Records contained in a dataset:
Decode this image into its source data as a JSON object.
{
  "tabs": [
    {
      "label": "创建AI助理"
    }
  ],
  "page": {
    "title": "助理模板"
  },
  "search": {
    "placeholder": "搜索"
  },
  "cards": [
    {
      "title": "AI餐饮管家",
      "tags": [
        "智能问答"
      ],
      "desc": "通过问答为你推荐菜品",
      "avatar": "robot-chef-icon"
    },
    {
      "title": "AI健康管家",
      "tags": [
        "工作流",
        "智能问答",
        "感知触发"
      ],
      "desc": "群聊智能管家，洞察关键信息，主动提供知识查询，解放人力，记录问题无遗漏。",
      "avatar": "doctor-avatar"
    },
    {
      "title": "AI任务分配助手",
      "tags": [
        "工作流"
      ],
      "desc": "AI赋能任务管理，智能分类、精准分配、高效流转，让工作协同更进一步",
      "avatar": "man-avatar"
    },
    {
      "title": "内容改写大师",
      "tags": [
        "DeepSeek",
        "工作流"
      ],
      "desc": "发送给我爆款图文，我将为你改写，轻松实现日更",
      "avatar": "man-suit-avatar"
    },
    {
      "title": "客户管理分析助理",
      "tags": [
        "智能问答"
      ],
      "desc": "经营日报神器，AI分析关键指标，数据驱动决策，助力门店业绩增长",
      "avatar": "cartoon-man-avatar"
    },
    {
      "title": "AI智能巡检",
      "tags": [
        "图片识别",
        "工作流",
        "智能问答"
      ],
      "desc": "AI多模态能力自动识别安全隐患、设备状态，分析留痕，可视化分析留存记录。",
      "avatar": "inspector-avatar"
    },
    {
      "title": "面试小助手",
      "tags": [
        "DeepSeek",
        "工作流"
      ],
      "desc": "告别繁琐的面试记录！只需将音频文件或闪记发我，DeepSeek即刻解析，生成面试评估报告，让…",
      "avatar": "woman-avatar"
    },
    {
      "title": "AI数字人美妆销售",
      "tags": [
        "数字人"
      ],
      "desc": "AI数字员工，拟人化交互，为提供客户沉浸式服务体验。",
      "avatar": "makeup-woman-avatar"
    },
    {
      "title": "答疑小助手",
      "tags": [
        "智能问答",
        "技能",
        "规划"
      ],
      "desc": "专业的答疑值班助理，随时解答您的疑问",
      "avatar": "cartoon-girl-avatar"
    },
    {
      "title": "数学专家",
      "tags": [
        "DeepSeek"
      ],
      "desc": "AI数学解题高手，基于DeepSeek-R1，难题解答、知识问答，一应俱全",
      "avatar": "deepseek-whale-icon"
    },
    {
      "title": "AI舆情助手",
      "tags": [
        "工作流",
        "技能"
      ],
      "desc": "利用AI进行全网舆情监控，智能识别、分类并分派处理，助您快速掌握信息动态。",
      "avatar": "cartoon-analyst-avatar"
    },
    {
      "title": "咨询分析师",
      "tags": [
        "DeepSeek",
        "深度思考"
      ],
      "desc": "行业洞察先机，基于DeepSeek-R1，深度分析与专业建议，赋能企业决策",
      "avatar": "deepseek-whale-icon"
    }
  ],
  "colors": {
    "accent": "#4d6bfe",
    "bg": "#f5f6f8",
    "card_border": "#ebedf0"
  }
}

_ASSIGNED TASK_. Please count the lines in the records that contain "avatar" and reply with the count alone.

_YOUR SOLUTION_. 12